Work instructions: Among the records, which lines include "title"? List them.

======

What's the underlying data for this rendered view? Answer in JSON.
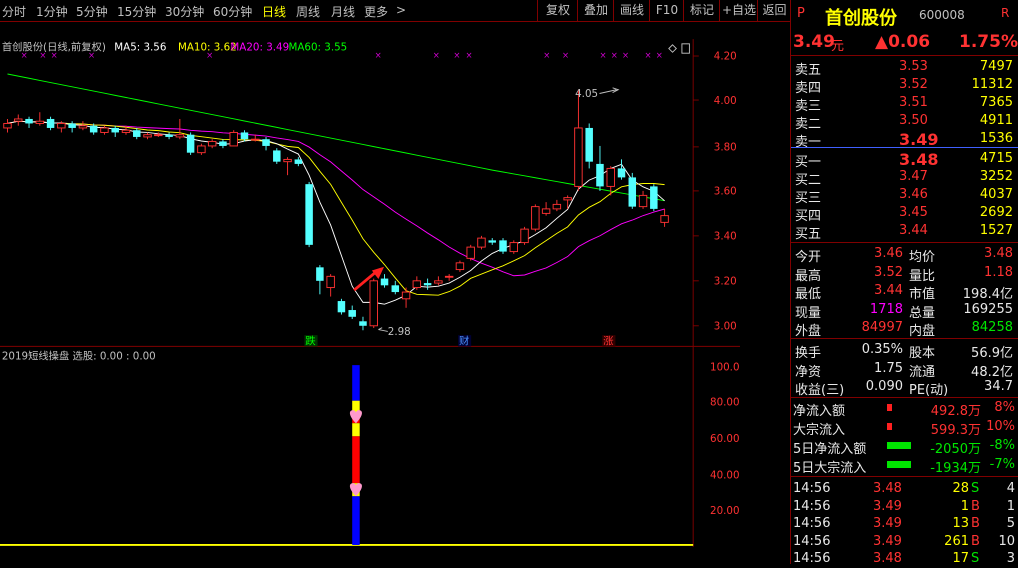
{
  "toolbar": {
    "periods": [
      "分时",
      "1分钟",
      "5分钟",
      "15分钟",
      "30分钟",
      "60分钟",
      "日线",
      "周线",
      "月线",
      "更多"
    ],
    "active_period": "日线",
    "more_arrow": ">",
    "buttons": [
      "复权",
      "叠加",
      "画线",
      "F10",
      "标记",
      "+自选",
      "返回"
    ]
  },
  "legend": {
    "title": "首创股份(日线,前复权)",
    "ma5": "MA5: 3.56",
    "ma10": "MA10: 3.62",
    "ma20": "MA20: 3.49",
    "ma60": "MA60: 3.55",
    "colors": {
      "ma5": "#ffffff",
      "ma10": "#ffff00",
      "ma20": "#ff00ff",
      "ma60": "#00ff00"
    }
  },
  "price_axis": [
    "4.20",
    "4.00",
    "3.80",
    "3.60",
    "3.40",
    "3.20",
    "3.00"
  ],
  "annotations": {
    "high_label": "4.05",
    "low_label": "2.98",
    "markers": [
      "跌",
      "财",
      "涨"
    ]
  },
  "indicator": {
    "title": "2019短线操盘 选股: 0.00 : 0.00",
    "axis": [
      "100.00",
      "80.00",
      "60.00",
      "40.00",
      "20.00"
    ]
  },
  "quote": {
    "p_label": "P",
    "name": "首创股份",
    "code": "600008",
    "r_label": "R",
    "price": "3.49",
    "unit": "元",
    "change": "▲0.06",
    "pct": "1.75%"
  },
  "sells": [
    {
      "label": "卖五",
      "price": "3.53",
      "vol": "7497"
    },
    {
      "label": "卖四",
      "price": "3.52",
      "vol": "11312"
    },
    {
      "label": "卖三",
      "price": "3.51",
      "vol": "7365"
    },
    {
      "label": "卖二",
      "price": "3.50",
      "vol": "4911"
    },
    {
      "label": "卖一",
      "price": "3.49",
      "vol": "1536"
    }
  ],
  "buys": [
    {
      "label": "买一",
      "price": "3.48",
      "vol": "4715"
    },
    {
      "label": "买二",
      "price": "3.47",
      "vol": "3252"
    },
    {
      "label": "买三",
      "price": "3.46",
      "vol": "4037"
    },
    {
      "label": "买四",
      "price": "3.45",
      "vol": "2692"
    },
    {
      "label": "买五",
      "price": "3.44",
      "vol": "1527"
    }
  ],
  "stats": [
    {
      "l1": "今开",
      "v1": "3.46",
      "l2": "均价",
      "v2": "3.48",
      "c1": "red",
      "c2": "red"
    },
    {
      "l1": "最高",
      "v1": "3.52",
      "l2": "量比",
      "v2": "1.18",
      "c1": "red",
      "c2": "red"
    },
    {
      "l1": "最低",
      "v1": "3.44",
      "l2": "市值",
      "v2": "198.4亿",
      "c1": "red",
      "c2": "white"
    },
    {
      "l1": "现量",
      "v1": "1718",
      "l2": "总量",
      "v2": "169255",
      "c1": "mag",
      "c2": "white"
    },
    {
      "l1": "外盘",
      "v1": "84997",
      "l2": "内盘",
      "v2": "84258",
      "c1": "red",
      "c2": "green"
    }
  ],
  "stats2": [
    {
      "l1": "换手",
      "v1": "0.35%",
      "l2": "股本",
      "v2": "56.9亿"
    },
    {
      "l1": "净资",
      "v1": "1.75",
      "l2": "流通",
      "v2": "48.2亿"
    },
    {
      "l1": "收益(三)",
      "v1": "0.090",
      "l2": "PE(动)",
      "v2": "34.7"
    }
  ],
  "flows": [
    {
      "label": "净流入额",
      "val": "492.8万",
      "pct": "8%",
      "color": "red"
    },
    {
      "label": "大宗流入",
      "val": "599.3万",
      "pct": "10%",
      "color": "red"
    },
    {
      "label": "5日净流入额",
      "val": "-2050万",
      "pct": "-8%",
      "color": "green"
    },
    {
      "label": "5日大宗流入",
      "val": "-1934万",
      "pct": "-7%",
      "color": "green"
    }
  ],
  "ticks": [
    {
      "t": "14:56",
      "p": "3.48",
      "v": "28",
      "s": "S",
      "n": "4",
      "pc": "red",
      "sc": "green"
    },
    {
      "t": "14:56",
      "p": "3.49",
      "v": "1",
      "s": "B",
      "n": "1",
      "pc": "red",
      "sc": "red"
    },
    {
      "t": "14:56",
      "p": "3.49",
      "v": "13",
      "s": "B",
      "n": "5",
      "pc": "red",
      "sc": "red"
    },
    {
      "t": "14:56",
      "p": "3.49",
      "v": "261",
      "s": "B",
      "n": "10",
      "pc": "red",
      "sc": "red"
    },
    {
      "t": "14:56",
      "p": "3.48",
      "v": "17",
      "s": "S",
      "n": "3",
      "pc": "red",
      "sc": "green"
    }
  ],
  "candles": [
    {
      "o": 3.88,
      "c": 3.9,
      "h": 3.92,
      "l": 3.86
    },
    {
      "o": 3.91,
      "c": 3.92,
      "h": 3.94,
      "l": 3.89
    },
    {
      "o": 3.92,
      "c": 3.9,
      "h": 3.93,
      "l": 3.88
    },
    {
      "o": 3.9,
      "c": 3.91,
      "h": 3.95,
      "l": 3.89
    },
    {
      "o": 3.92,
      "c": 3.88,
      "h": 3.93,
      "l": 3.87
    },
    {
      "o": 3.88,
      "c": 3.9,
      "h": 3.91,
      "l": 3.86
    },
    {
      "o": 3.9,
      "c": 3.88,
      "h": 3.91,
      "l": 3.86
    },
    {
      "o": 3.88,
      "c": 3.89,
      "h": 3.91,
      "l": 3.87
    },
    {
      "o": 3.89,
      "c": 3.86,
      "h": 3.9,
      "l": 3.85
    },
    {
      "o": 3.86,
      "c": 3.88,
      "h": 3.89,
      "l": 3.85
    },
    {
      "o": 3.88,
      "c": 3.86,
      "h": 3.89,
      "l": 3.84
    },
    {
      "o": 3.86,
      "c": 3.87,
      "h": 3.89,
      "l": 3.85
    },
    {
      "o": 3.87,
      "c": 3.84,
      "h": 3.88,
      "l": 3.83
    },
    {
      "o": 3.84,
      "c": 3.85,
      "h": 3.86,
      "l": 3.83
    },
    {
      "o": 3.85,
      "c": 3.85,
      "h": 3.86,
      "l": 3.84
    },
    {
      "o": 3.85,
      "c": 3.84,
      "h": 3.86,
      "l": 3.83
    },
    {
      "o": 3.84,
      "c": 3.85,
      "h": 3.92,
      "l": 3.83
    },
    {
      "o": 3.85,
      "c": 3.77,
      "h": 3.86,
      "l": 3.76
    },
    {
      "o": 3.77,
      "c": 3.8,
      "h": 3.81,
      "l": 3.76
    },
    {
      "o": 3.8,
      "c": 3.82,
      "h": 3.83,
      "l": 3.79
    },
    {
      "o": 3.82,
      "c": 3.8,
      "h": 3.83,
      "l": 3.79
    },
    {
      "o": 3.8,
      "c": 3.86,
      "h": 3.87,
      "l": 3.8
    },
    {
      "o": 3.86,
      "c": 3.83,
      "h": 3.87,
      "l": 3.82
    },
    {
      "o": 3.83,
      "c": 3.83,
      "h": 3.85,
      "l": 3.82
    },
    {
      "o": 3.83,
      "c": 3.8,
      "h": 3.84,
      "l": 3.78
    },
    {
      "o": 3.78,
      "c": 3.73,
      "h": 3.79,
      "l": 3.72
    },
    {
      "o": 3.73,
      "c": 3.74,
      "h": 3.75,
      "l": 3.67
    },
    {
      "o": 3.74,
      "c": 3.72,
      "h": 3.75,
      "l": 3.71
    },
    {
      "o": 3.63,
      "c": 3.36,
      "h": 3.64,
      "l": 3.35
    },
    {
      "o": 3.26,
      "c": 3.2,
      "h": 3.27,
      "l": 3.14
    },
    {
      "o": 3.17,
      "c": 3.22,
      "h": 3.23,
      "l": 3.13
    },
    {
      "o": 3.11,
      "c": 3.06,
      "h": 3.12,
      "l": 3.05
    },
    {
      "o": 3.07,
      "c": 3.04,
      "h": 3.09,
      "l": 3.03
    },
    {
      "o": 3.02,
      "c": 3.0,
      "h": 3.04,
      "l": 2.98
    },
    {
      "o": 3.0,
      "c": 3.2,
      "h": 3.21,
      "l": 2.99
    },
    {
      "o": 3.21,
      "c": 3.18,
      "h": 3.23,
      "l": 3.17
    },
    {
      "o": 3.18,
      "c": 3.15,
      "h": 3.2,
      "l": 3.14
    },
    {
      "o": 3.12,
      "c": 3.15,
      "h": 3.17,
      "l": 3.08
    },
    {
      "o": 3.17,
      "c": 3.2,
      "h": 3.22,
      "l": 3.16
    },
    {
      "o": 3.19,
      "c": 3.18,
      "h": 3.21,
      "l": 3.16
    },
    {
      "o": 3.19,
      "c": 3.2,
      "h": 3.22,
      "l": 3.18
    },
    {
      "o": 3.22,
      "c": 3.22,
      "h": 3.23,
      "l": 3.2
    },
    {
      "o": 3.25,
      "c": 3.28,
      "h": 3.29,
      "l": 3.24
    },
    {
      "o": 3.3,
      "c": 3.35,
      "h": 3.36,
      "l": 3.29
    },
    {
      "o": 3.35,
      "c": 3.39,
      "h": 3.4,
      "l": 3.34
    },
    {
      "o": 3.38,
      "c": 3.37,
      "h": 3.39,
      "l": 3.36
    },
    {
      "o": 3.38,
      "c": 3.33,
      "h": 3.39,
      "l": 3.32
    },
    {
      "o": 3.33,
      "c": 3.37,
      "h": 3.38,
      "l": 3.32
    },
    {
      "o": 3.37,
      "c": 3.43,
      "h": 3.44,
      "l": 3.36
    },
    {
      "o": 3.43,
      "c": 3.53,
      "h": 3.54,
      "l": 3.42
    },
    {
      "o": 3.5,
      "c": 3.52,
      "h": 3.55,
      "l": 3.49
    },
    {
      "o": 3.52,
      "c": 3.54,
      "h": 3.56,
      "l": 3.51
    },
    {
      "o": 3.56,
      "c": 3.57,
      "h": 3.58,
      "l": 3.52
    },
    {
      "o": 3.62,
      "c": 3.88,
      "h": 4.05,
      "l": 3.6
    },
    {
      "o": 3.88,
      "c": 3.73,
      "h": 3.9,
      "l": 3.7
    },
    {
      "o": 3.72,
      "c": 3.62,
      "h": 3.8,
      "l": 3.6
    },
    {
      "o": 3.62,
      "c": 3.7,
      "h": 3.71,
      "l": 3.58
    },
    {
      "o": 3.7,
      "c": 3.66,
      "h": 3.74,
      "l": 3.65
    },
    {
      "o": 3.66,
      "c": 3.53,
      "h": 3.68,
      "l": 3.52
    },
    {
      "o": 3.53,
      "c": 3.58,
      "h": 3.6,
      "l": 3.52
    },
    {
      "o": 3.62,
      "c": 3.52,
      "h": 3.63,
      "l": 3.51
    },
    {
      "o": 3.46,
      "c": 3.49,
      "h": 3.52,
      "l": 3.44
    }
  ]
}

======

Task result:
    "title": "首创股份(日线,前复权)",
    "title": "2019短线操盘 选股: 0.00 : 0.00",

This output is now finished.